-- Exercise objective --
Reproduce all of the data, making sure that no line differs from the original.

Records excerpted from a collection

════════

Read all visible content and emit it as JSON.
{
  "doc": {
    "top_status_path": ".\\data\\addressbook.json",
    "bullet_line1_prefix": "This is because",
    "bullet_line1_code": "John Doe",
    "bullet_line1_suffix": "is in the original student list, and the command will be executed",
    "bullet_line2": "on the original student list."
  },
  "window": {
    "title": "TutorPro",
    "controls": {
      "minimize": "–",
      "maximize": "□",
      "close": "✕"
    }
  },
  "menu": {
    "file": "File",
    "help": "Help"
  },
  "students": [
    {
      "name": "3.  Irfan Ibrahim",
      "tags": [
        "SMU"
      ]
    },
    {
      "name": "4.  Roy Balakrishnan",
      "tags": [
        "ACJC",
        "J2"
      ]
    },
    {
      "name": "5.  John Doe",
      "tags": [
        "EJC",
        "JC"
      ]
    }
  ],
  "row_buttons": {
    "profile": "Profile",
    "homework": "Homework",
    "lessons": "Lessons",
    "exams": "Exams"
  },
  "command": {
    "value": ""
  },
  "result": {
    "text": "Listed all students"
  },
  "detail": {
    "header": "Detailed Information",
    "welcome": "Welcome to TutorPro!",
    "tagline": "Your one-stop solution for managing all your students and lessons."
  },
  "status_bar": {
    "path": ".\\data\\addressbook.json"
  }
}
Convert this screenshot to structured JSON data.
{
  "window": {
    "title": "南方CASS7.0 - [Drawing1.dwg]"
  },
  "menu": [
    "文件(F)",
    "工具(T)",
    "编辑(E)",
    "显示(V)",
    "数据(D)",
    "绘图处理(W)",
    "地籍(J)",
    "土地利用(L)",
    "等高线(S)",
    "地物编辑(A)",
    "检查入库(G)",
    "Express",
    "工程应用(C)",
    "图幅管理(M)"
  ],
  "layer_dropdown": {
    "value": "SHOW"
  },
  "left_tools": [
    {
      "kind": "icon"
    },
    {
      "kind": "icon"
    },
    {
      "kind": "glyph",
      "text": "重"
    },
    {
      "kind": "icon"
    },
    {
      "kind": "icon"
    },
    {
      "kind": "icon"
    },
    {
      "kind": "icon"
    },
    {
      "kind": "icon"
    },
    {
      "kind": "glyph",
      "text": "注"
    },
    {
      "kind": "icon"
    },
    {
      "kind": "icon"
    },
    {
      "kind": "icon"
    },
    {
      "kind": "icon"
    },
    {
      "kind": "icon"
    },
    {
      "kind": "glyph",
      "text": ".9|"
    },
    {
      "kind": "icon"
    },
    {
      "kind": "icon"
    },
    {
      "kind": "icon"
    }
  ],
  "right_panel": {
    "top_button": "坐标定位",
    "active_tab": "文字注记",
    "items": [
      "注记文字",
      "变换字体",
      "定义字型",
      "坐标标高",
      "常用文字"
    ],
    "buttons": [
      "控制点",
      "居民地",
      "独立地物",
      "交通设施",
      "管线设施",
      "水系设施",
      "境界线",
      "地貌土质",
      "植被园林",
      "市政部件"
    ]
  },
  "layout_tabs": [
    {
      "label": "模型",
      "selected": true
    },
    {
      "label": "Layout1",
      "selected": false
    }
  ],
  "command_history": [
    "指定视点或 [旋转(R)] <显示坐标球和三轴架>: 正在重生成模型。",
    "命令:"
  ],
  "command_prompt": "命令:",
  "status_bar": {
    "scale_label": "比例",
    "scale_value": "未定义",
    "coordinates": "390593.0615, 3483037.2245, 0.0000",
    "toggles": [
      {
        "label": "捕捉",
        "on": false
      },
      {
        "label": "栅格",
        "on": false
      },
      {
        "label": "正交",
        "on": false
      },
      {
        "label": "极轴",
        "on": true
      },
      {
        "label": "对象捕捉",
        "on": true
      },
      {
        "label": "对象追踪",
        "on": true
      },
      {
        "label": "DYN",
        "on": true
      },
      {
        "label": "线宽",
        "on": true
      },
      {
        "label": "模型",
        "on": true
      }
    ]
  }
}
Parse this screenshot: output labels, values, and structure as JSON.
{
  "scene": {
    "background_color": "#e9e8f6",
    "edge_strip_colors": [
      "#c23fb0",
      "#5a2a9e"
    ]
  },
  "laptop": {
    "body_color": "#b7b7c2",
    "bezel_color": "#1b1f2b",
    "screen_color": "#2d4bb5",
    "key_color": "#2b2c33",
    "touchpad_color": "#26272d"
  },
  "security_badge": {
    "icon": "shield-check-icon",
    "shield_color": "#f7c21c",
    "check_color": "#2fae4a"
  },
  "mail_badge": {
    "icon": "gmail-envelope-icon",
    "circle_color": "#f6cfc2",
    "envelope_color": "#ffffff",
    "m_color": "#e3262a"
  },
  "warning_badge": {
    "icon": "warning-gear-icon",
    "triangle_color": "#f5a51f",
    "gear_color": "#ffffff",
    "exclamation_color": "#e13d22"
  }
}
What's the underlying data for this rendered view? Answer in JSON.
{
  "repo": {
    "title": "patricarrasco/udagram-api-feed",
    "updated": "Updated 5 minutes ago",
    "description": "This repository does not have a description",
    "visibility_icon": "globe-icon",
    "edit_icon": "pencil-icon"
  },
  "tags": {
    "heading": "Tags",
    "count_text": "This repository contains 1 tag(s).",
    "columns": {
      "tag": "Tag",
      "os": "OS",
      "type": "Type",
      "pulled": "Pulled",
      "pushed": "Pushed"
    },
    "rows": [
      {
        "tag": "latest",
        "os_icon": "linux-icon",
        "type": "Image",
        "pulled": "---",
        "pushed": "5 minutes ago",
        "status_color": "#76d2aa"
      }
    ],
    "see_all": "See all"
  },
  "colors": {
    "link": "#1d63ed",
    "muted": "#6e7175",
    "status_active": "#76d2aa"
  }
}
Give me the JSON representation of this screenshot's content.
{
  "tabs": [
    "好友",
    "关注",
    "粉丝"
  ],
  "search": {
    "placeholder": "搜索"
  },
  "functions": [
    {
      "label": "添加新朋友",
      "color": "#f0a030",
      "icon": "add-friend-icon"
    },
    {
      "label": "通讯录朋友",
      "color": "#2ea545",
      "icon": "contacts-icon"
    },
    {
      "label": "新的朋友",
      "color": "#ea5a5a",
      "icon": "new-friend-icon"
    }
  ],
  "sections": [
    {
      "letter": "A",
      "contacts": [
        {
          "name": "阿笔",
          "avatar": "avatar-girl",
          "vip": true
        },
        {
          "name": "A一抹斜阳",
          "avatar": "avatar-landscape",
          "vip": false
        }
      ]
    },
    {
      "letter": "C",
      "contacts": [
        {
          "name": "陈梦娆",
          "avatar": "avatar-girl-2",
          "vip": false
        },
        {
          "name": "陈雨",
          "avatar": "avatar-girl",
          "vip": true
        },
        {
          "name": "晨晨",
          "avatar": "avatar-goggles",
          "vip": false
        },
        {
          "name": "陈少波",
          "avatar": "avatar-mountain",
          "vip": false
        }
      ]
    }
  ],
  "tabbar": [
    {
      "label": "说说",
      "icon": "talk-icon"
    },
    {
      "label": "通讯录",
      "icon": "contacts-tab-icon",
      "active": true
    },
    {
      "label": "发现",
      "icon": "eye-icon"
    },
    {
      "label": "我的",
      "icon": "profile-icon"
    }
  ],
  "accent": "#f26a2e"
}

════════

-- Task solution --
Read all visible content and emit it as JSON.
{
  "doc": {
    "top_status_path": ".\\data\\addressbook.json",
    "bullet_line1_prefix": "This is because",
    "bullet_line1_code": "John Doe",
    "bullet_line1_suffix": "is in the original student list, and the command will be executed",
    "bullet_line2": "on the original student list."
  },
  "window": {
    "title": "TutorPro",
    "controls": {
      "minimize": "–",
      "maximize": "□",
      "close": "✕"
    }
  },
  "menu": {
    "file": "File",
    "help": "Help"
  },
  "students": [
    {
      "name": "3.  Irfan Ibrahim",
      "tags": [
        "SMU"
      ]
    },
    {
      "name": "4.  Roy Balakrishnan",
      "tags": [
        "ACJC",
        "J2"
      ]
    },
    {
      "name": "5.  John Doe",
      "tags": [
        "EJC",
        "JC"
      ]
    }
  ],
  "row_buttons": {
    "profile": "Profile",
    "homework": "Homework",
    "lessons": "Lessons",
    "exams": "Exams"
  },
  "command": {
    "value": ""
  },
  "result": {
    "text": "Listed all students"
  },
  "detail": {
    "header": "Detailed Information",
    "welcome": "Welcome to TutorPro!",
    "tagline": "Your one-stop solution for managing all your students and lessons."
  },
  "status_bar": {
    "path": ".\\data\\addressbook.json"
  }
}
Convert this screenshot to structured JSON data.
{
  "window": {
    "title": "南方CASS7.0 - [Drawing1.dwg]"
  },
  "menu": [
    "文件(F)",
    "工具(T)",
    "编辑(E)",
    "显示(V)",
    "数据(D)",
    "绘图处理(W)",
    "地籍(J)",
    "土地利用(L)",
    "等高线(S)",
    "地物编辑(A)",
    "检查入库(G)",
    "Express",
    "工程应用(C)",
    "图幅管理(M)"
  ],
  "layer_dropdown": {
    "value": "SHOW"
  },
  "left_tools": [
    {
      "kind": "icon"
    },
    {
      "kind": "icon"
    },
    {
      "kind": "glyph",
      "text": "重"
    },
    {
      "kind": "icon"
    },
    {
      "kind": "icon"
    },
    {
      "kind": "icon"
    },
    {
      "kind": "icon"
    },
    {
      "kind": "icon"
    },
    {
      "kind": "glyph",
      "text": "注"
    },
    {
      "kind": "icon"
    },
    {
      "kind": "icon"
    },
    {
      "kind": "icon"
    },
    {
      "kind": "icon"
    },
    {
      "kind": "icon"
    },
    {
      "kind": "glyph",
      "text": ".9|"
    },
    {
      "kind": "icon"
    },
    {
      "kind": "icon"
    },
    {
      "kind": "icon"
    }
  ],
  "right_panel": {
    "top_button": "坐标定位",
    "active_tab": "文字注记",
    "items": [
      "注记文字",
      "变换字体",
      "定义字型",
      "坐标标高",
      "常用文字"
    ],
    "buttons": [
      "控制点",
      "居民地",
      "独立地物",
      "交通设施",
      "管线设施",
      "水系设施",
      "境界线",
      "地貌土质",
      "植被园林",
      "市政部件"
    ]
  },
  "layout_tabs": [
    {
      "label": "模型",
      "selected": true
    },
    {
      "label": "Layout1",
      "selected": false
    }
  ],
  "command_history": [
    "指定视点或 [旋转(R)] <显示坐标球和三轴架>: 正在重生成模型。",
    "命令:"
  ],
  "command_prompt": "命令:",
  "status_bar": {
    "scale_label": "比例",
    "scale_value": "未定义",
    "coordinates": "390593.0615, 3483037.2245, 0.0000",
    "toggles": [
      {
        "label": "捕捉",
        "on": false
      },
      {
        "label": "栅格",
        "on": false
      },
      {
        "label": "正交",
        "on": false
      },
      {
        "label": "极轴",
        "on": true
      },
      {
        "label": "对象捕捉",
        "on": true
      },
      {
        "label": "对象追踪",
        "on": true
      },
      {
        "label": "DYN",
        "on": true
      },
      {
        "label": "线宽",
        "on": true
      },
      {
        "label": "模型",
        "on": true
      }
    ]
  }
}
Parse this screenshot: output labels, values, and structure as JSON.
{
  "scene": {
    "background_color": "#e9e8f6",
    "edge_strip_colors": [
      "#c23fb0",
      "#5a2a9e"
    ]
  },
  "laptop": {
    "body_color": "#b7b7c2",
    "bezel_color": "#1b1f2b",
    "screen_color": "#2d4bb5",
    "key_color": "#2b2c33",
    "touchpad_color": "#26272d"
  },
  "security_badge": {
    "icon": "shield-check-icon",
    "shield_color": "#f7c21c",
    "check_color": "#2fae4a"
  },
  "mail_badge": {
    "icon": "gmail-envelope-icon",
    "circle_color": "#f6cfc2",
    "envelope_color": "#ffffff",
    "m_color": "#e3262a"
  },
  "warning_badge": {
    "icon": "warning-gear-icon",
    "triangle_color": "#f5a51f",
    "gear_color": "#ffffff",
    "exclamation_color": "#e13d22"
  }
}
What's the underlying data for this rendered view? Answer in JSON.
{
  "repo": {
    "title": "patricarrasco/udagram-api-feed",
    "updated": "Updated 5 minutes ago",
    "description": "This repository does not have a description",
    "visibility_icon": "globe-icon",
    "edit_icon": "pencil-icon"
  },
  "tags": {
    "heading": "Tags",
    "count_text": "This repository contains 1 tag(s).",
    "columns": {
      "tag": "Tag",
      "os": "OS",
      "type": "Type",
      "pulled": "Pulled",
      "pushed": "Pushed"
    },
    "rows": [
      {
        "tag": "latest",
        "os_icon": "linux-icon",
        "type": "Image",
        "pulled": "---",
        "pushed": "5 minutes ago",
        "status_color": "#76d2aa"
      }
    ],
    "see_all": "See all"
  },
  "colors": {
    "link": "#1d63ed",
    "muted": "#6e7175",
    "status_active": "#76d2aa"
  }
}
Give me the JSON representation of this screenshot's content.
{
  "tabs": [
    "好友",
    "关注",
    "粉丝"
  ],
  "search": {
    "placeholder": "搜索"
  },
  "functions": [
    {
      "label": "添加新朋友",
      "color": "#f0a030",
      "icon": "add-friend-icon"
    },
    {
      "label": "通讯录朋友",
      "color": "#2ea545",
      "icon": "contacts-icon"
    },
    {
      "label": "新的朋友",
      "color": "#ea5a5a",
      "icon": "new-friend-icon"
    }
  ],
  "sections": [
    {
      "letter": "A",
      "contacts": [
        {
          "name": "阿笔",
          "avatar": "avatar-girl",
          "vip": true
        },
        {
          "name": "A一抹斜阳",
          "avatar": "avatar-landscape",
          "vip": false
        }
      ]
    },
    {
      "letter": "C",
      "contacts": [
        {
          "name": "陈梦娆",
          "avatar": "avatar-girl-2",
          "vip": false
        },
        {
          "name": "陈雨",
          "avatar": "avatar-girl",
          "vip": true
        },
        {
          "name": "晨晨",
          "avatar": "avatar-goggles",
          "vip": false
        },
        {
          "name": "陈少波",
          "avatar": "avatar-mountain",
          "vip": false
        }
      ]
    }
  ],
  "tabbar": [
    {
      "label": "说说",
      "icon": "talk-icon"
    },
    {
      "label": "通讯录",
      "icon": "contacts-tab-icon",
      "active": true
    },
    {
      "label": "发现",
      "icon": "eye-icon"
    },
    {
      "label": "我的",
      "icon": "profile-icon"
    }
  ],
  "accent": "#f26a2e"
}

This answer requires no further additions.